Throughout the ’80s, ’90s, and the first decade of the new millennia, Dodge was—to put it bluntly—bad at math. Ford and Chevy (and Pontiac in earlier years) adeptly applied the age-old hot rodder’s calculus of horsepower divided by weight divided by MSRP. This performance quotient resulted in a hot horsepower battle that saw almost yearly changes in the top-dog spot, and an upward spiral in the performance index as a whole. Except in Chrysler-built products.
All of the new Camaro’s powertrains sound enticing in their own ways and we’re very much interested in what tuners will do with the turbocharged four-banger. Moreover, the promise of the sixth-generation car’s stronger yet lighter chassis and a more driver-focused cockpit are attributes that, on paper, should make it the best Camaro ever.
In short, it was kind of like a chunky guy buying an off-the-rack sport coat because the party was tonight. The Gen 6 Camaro, on the other hand, appears to be precisely tailored and draped over the chest of somebody who’s been taking pilates classes.
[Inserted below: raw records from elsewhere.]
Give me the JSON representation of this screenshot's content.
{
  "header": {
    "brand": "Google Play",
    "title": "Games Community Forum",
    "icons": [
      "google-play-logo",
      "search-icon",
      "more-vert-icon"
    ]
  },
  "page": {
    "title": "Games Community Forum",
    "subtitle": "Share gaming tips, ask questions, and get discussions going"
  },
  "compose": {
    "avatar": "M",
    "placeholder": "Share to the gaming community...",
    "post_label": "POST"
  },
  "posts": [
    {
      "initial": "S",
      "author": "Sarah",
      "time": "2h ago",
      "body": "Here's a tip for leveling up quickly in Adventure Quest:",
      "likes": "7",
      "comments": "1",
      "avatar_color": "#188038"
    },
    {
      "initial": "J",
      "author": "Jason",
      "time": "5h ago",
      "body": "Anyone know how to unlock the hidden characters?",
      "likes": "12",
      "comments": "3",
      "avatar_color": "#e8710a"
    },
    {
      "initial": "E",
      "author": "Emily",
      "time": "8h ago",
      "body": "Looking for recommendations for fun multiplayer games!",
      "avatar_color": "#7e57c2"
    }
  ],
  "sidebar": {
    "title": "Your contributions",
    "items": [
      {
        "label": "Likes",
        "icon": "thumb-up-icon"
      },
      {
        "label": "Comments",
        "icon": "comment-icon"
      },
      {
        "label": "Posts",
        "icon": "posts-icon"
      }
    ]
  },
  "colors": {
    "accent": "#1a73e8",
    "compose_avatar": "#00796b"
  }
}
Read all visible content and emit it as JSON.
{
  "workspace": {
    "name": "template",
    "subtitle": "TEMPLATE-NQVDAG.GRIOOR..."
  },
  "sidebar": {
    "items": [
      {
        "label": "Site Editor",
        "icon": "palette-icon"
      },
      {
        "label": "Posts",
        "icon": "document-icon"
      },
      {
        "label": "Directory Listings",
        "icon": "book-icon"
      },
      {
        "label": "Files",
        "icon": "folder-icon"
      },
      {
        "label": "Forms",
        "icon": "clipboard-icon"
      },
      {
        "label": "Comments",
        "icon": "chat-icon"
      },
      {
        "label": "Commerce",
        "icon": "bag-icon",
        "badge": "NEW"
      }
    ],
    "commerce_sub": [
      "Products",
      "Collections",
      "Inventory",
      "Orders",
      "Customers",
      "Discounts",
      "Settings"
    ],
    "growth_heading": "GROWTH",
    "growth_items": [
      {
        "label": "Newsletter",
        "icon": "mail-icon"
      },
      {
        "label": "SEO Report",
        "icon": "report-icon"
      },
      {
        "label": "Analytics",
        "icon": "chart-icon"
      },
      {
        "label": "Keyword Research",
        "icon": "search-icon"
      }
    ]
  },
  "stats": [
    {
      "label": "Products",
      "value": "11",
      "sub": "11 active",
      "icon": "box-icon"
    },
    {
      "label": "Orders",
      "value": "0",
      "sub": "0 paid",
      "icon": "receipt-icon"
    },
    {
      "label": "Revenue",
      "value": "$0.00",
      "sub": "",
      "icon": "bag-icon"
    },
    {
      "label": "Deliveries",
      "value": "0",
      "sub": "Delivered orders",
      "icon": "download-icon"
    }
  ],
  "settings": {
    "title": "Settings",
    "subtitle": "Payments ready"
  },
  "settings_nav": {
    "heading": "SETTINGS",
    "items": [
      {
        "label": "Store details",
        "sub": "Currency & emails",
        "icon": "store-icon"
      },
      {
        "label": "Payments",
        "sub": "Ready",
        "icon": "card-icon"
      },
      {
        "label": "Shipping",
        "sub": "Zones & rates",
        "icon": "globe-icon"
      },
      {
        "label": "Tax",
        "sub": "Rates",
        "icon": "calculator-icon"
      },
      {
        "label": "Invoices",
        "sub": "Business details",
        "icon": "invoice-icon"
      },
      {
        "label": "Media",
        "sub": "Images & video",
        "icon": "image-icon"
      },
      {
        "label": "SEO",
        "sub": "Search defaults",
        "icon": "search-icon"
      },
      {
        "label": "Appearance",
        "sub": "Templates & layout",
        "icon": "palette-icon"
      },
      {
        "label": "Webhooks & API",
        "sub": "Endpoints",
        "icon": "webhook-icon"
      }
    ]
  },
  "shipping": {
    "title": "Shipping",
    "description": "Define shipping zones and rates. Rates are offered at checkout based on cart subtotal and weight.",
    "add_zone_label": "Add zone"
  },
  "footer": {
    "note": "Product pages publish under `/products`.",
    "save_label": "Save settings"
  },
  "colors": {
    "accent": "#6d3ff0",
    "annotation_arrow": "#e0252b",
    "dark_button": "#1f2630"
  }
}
It’s leaner in both appearance and substance, and it’s one of the few vehicles these days that can boast it’s lighter and more powerful than the previous model. Chevrolet says the overall weight loss is more than 200 pounds. That’s a pretty significant and welcome reduction that will pay dividends in everything from agility to fuel economy.
The aforementioned 2.0L turbo is standard and rated at 275 horsepower and 295 lb-ft of torque. When the thing is on boost, it offers a wide torque band with 90 percent of peak torque available from 2,100 rpm to 3,000 rpm and maximum torque from 3,000 to 4,500 rpm. Chevy says that’s strong enough for 0-60 mph acceleration in less than 6 seconds, while enabling 30 mpg. What’s not to like, right?
There’s more latitude in finding a good driving position, the seats are better, and the overall feel of the car is world-class. And there’s a host of aftermarket goodies if you’re looking for more. We would most certainly recommend the 3.73s for anyone planning to hit the strip, along with a set of drag radials.